▸ Your task:
Below are records with pictures in them; print them exactly, omitting the pictures.

Dataset rows for apps and sites
-- Opening Marker --
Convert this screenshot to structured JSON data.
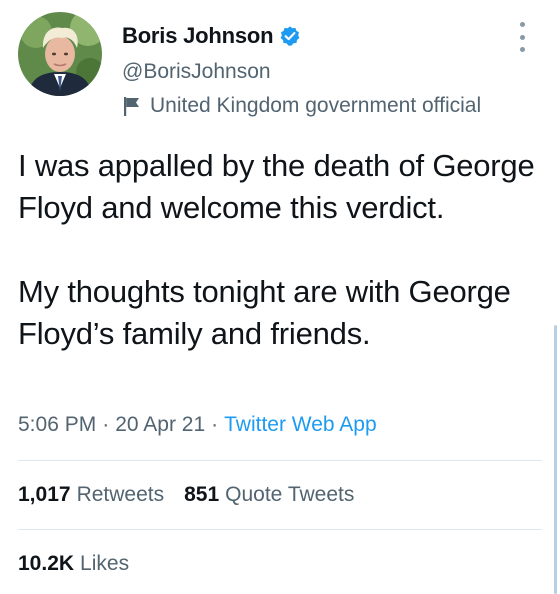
{
  "author": {
    "display_name": "Boris Johnson",
    "handle": "@BorisJohnson",
    "label": "United Kingdom government official",
    "verified": true
  },
  "tweet": {
    "paragraphs": [
      "I was appalled by the death of George Floyd and welcome this verdict.",
      "My thoughts tonight are with George Floyd’s family and friends."
    ],
    "time": "5:06 PM",
    "date": "20 Apr 21",
    "source": "Twitter Web App",
    "separator": "·"
  },
  "stats": {
    "retweets_count": "1,017",
    "retweets_label": "Retweets",
    "quote_count": "851",
    "quote_label": "Quote Tweets",
    "likes_count": "10.2K",
    "likes_label": "Likes"
  },
  "colors": {
    "text": "#0f1419",
    "secondary": "#536471",
    "accent": "#1d9bf0"
  },
  "icons": {
    "verified": "verified-badge-icon",
    "label": "flag-icon",
    "more": "more-vertical-icon"
  }
}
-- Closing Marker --
▸ Response to the task:
Convert this screenshot to structured JSON data.
{
  "author": {
    "display_name": "Boris Johnson",
    "handle": "@BorisJohnson",
    "label": "United Kingdom government official",
    "verified": true
  },
  "tweet": {
    "paragraphs": [
      "I was appalled by the death of George Floyd and welcome this verdict.",
      "My thoughts tonight are with George Floyd’s family and friends."
    ],
    "time": "5:06 PM",
    "date": "20 Apr 21",
    "source": "Twitter Web App",
    "separator": "·"
  },
  "stats": {
    "retweets_count": "1,017",
    "retweets_label": "Retweets",
    "quote_count": "851",
    "quote_label": "Quote Tweets",
    "likes_count": "10.2K",
    "likes_label": "Likes"
  },
  "colors": {
    "text": "#0f1419",
    "secondary": "#536471",
    "accent": "#1d9bf0"
  },
  "icons": {
    "verified": "verified-badge-icon",
    "label": "flag-icon",
    "more": "more-vertical-icon"
  }
}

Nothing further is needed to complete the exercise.